Lurching about in a structural crisis, German manufacturers are looking to clamber down from the uncompetitive cost heights they recklessly scaled in recent years. But the industrial bargaining system, increasingly used to distributing ever- larger shares of bounty, has become rather too inflexible for the needs of a Germany undergoing today's exceptional strains. In their desperation to impose a new flexiblity, some employers have opted for high-risk methods.
As the head of the national employers' federation, Klaus Murmann, noted, the current crisis offers the chance for a fundamental shift. The unions, IG Metall at the forefront, are determined to blunt such efforts.

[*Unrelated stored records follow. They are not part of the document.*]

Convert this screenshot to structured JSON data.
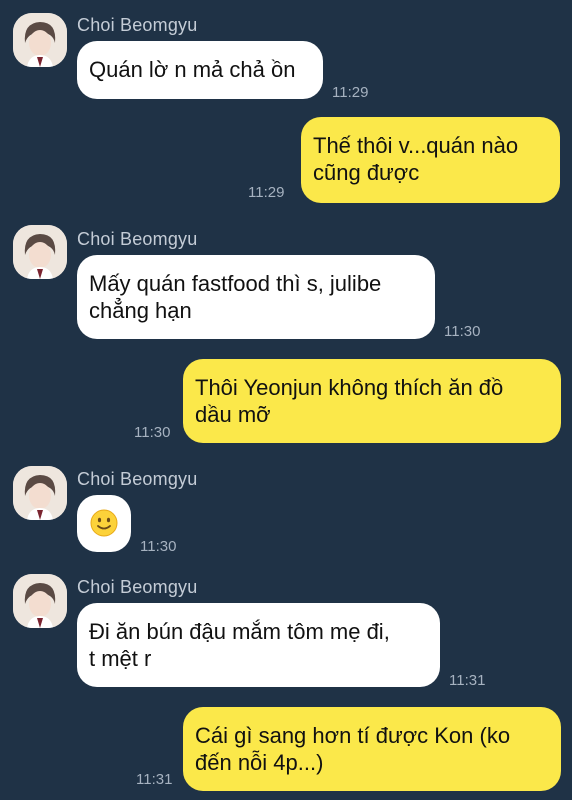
{
  "chat": {
    "contact_name": "Choi Beomgyu",
    "messages": [
      {
        "side": "in",
        "text": "Quán lờ n mả chả ồn",
        "time": "11:29"
      },
      {
        "side": "out",
        "lines": [
          "Thế thôi v...quán nào",
          "cũng được"
        ],
        "time": "11:29"
      },
      {
        "side": "in",
        "lines": [
          "Mấy quán fastfood thì s, julibe",
          "chẳng hạn"
        ],
        "time": "11:30"
      },
      {
        "side": "out",
        "lines": [
          "Thôi Yeonjun không thích ăn đồ",
          "dầu mỡ"
        ],
        "time": "11:30"
      },
      {
        "side": "in",
        "emoji": "slightly-smiling-face-icon",
        "time": "11:30"
      },
      {
        "side": "in",
        "lines": [
          "Đi ăn bún đậu mắm tôm mẹ đi,",
          "t mệt r"
        ],
        "time": "11:31"
      },
      {
        "side": "out",
        "lines": [
          "Cái gì sang hơn tí được Kon (ko",
          "đến nỗi 4p...)"
        ],
        "time": "11:31"
      }
    ]
  },
  "colors": {
    "background": "#1f3246",
    "incoming_bubble": "#ffffff",
    "outgoing_bubble": "#fbe84a",
    "timestamp": "#a6b2c0",
    "sender_name": "#c4ccd6"
  }
}
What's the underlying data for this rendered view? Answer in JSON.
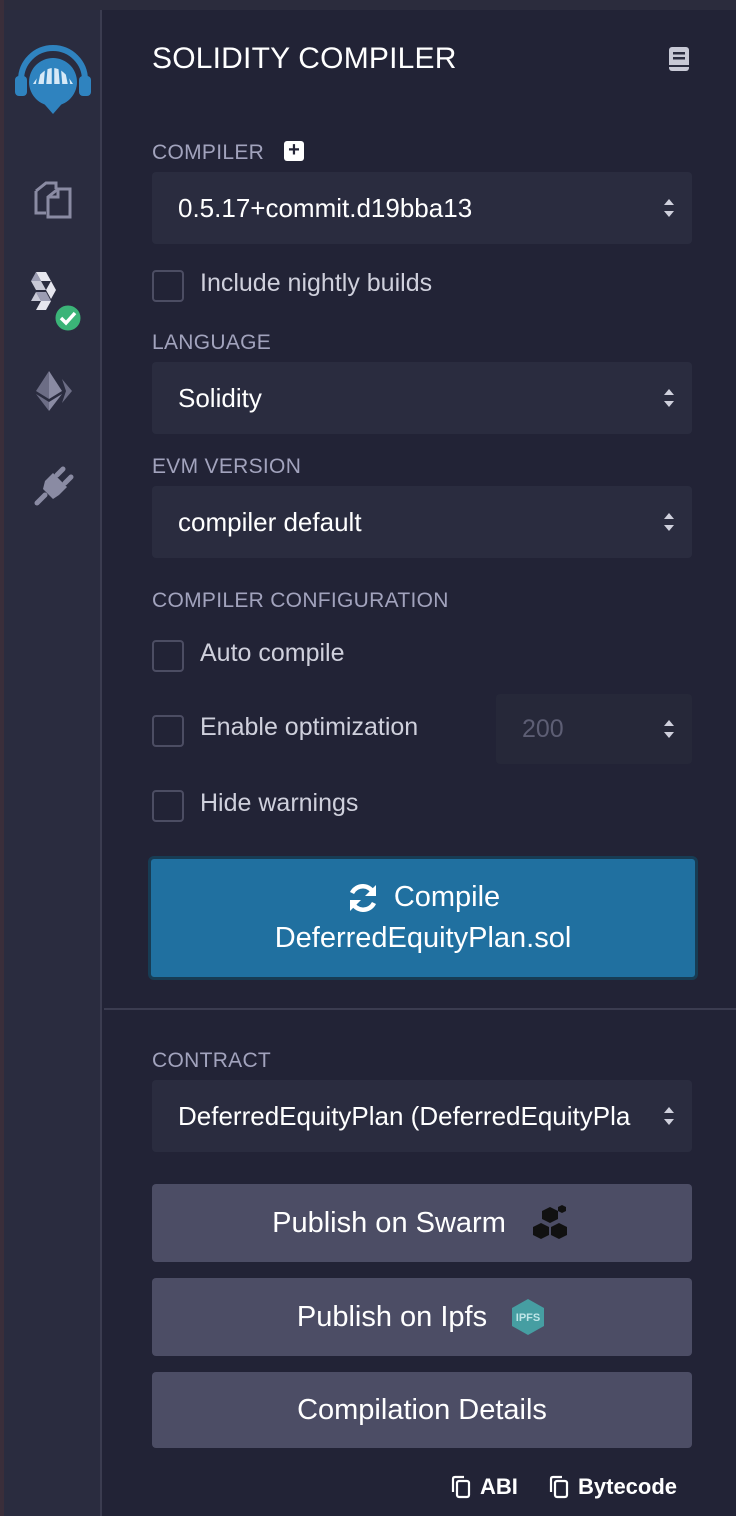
{
  "panel": {
    "title": "SOLIDITY COMPILER"
  },
  "compiler": {
    "label": "COMPILER",
    "version": "0.5.17+commit.d19bba13",
    "nightly_label": "Include nightly builds"
  },
  "language": {
    "label": "LANGUAGE",
    "value": "Solidity"
  },
  "evm": {
    "label": "EVM VERSION",
    "value": "compiler default"
  },
  "config": {
    "label": "COMPILER CONFIGURATION",
    "auto_compile": "Auto compile",
    "enable_optimization": "Enable optimization",
    "runs": "200",
    "hide_warnings": "Hide warnings"
  },
  "compile_button": {
    "line1": "Compile",
    "line2": "DeferredEquityPlan.sol"
  },
  "contract": {
    "label": "CONTRACT",
    "value": "DeferredEquityPlan (DeferredEquityPla"
  },
  "actions": {
    "swarm": "Publish on Swarm",
    "ipfs": "Publish on Ipfs",
    "ipfs_badge": "IPFS",
    "details": "Compilation Details"
  },
  "footer": {
    "abi": "ABI",
    "bytecode": "Bytecode"
  },
  "colors": {
    "background": "#222336",
    "accent": "#2070a0",
    "success": "#3bb478"
  },
  "icons": [
    "remix-logo-icon",
    "file-explorer-icon",
    "solidity-compiler-icon",
    "deploy-ethereum-icon",
    "plugin-manager-icon",
    "documentation-icon",
    "copy-icon",
    "refresh-icon",
    "swarm-icon",
    "ipfs-icon"
  ]
}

Although it is probably the most willing to conduct a real battle in the east, it is IG Metall that will have in the end to climb down furthest. With the eastern German economy still spluttering on Bonn's life-support machine, many firms in the engineering sector would close if forced to pay the 26 per cent now, followed by 30 per cent next year.
Mr Steinkuhler knows this. But he also knows that many other firms, not just Volkswagen, can pay. The situation in the east has exposed in dramatic fashion a new problem for all of Germany - inflexible sectoral agreements are ill-suited when there are vast differences between firms.
As the recession hits in the west, there are growing numbers of small and medium-sized firms claiming they cannot afford the industry deals negotiated by the giants of the sector, and threatening to leave the employers' federations. In the east this exodus is already well advanced.
The complex solution to the eastern metal workers' dispute will probably hinge on ways of achieving greater flexibility while somehow preserving the principle of sectoral bargaining, by which the unions set such store and which has served western Germany well over the past 40 years. Some form of escape clause would allow those firms that cannot afford to pay the full amount to get by with less. It will not be easy, but the skill of German negotiators to compromise when the pressure becomes irresistible should not be underestimated.
If successful, the formula that emerges from this dispute will lay the groundwork for Germany's industrial relations, as the country drags itself through the lean 1990s, away from what Chancellor Helmut Kohl once famously described as the temptation to see itself as a giant leisure park.Reuse content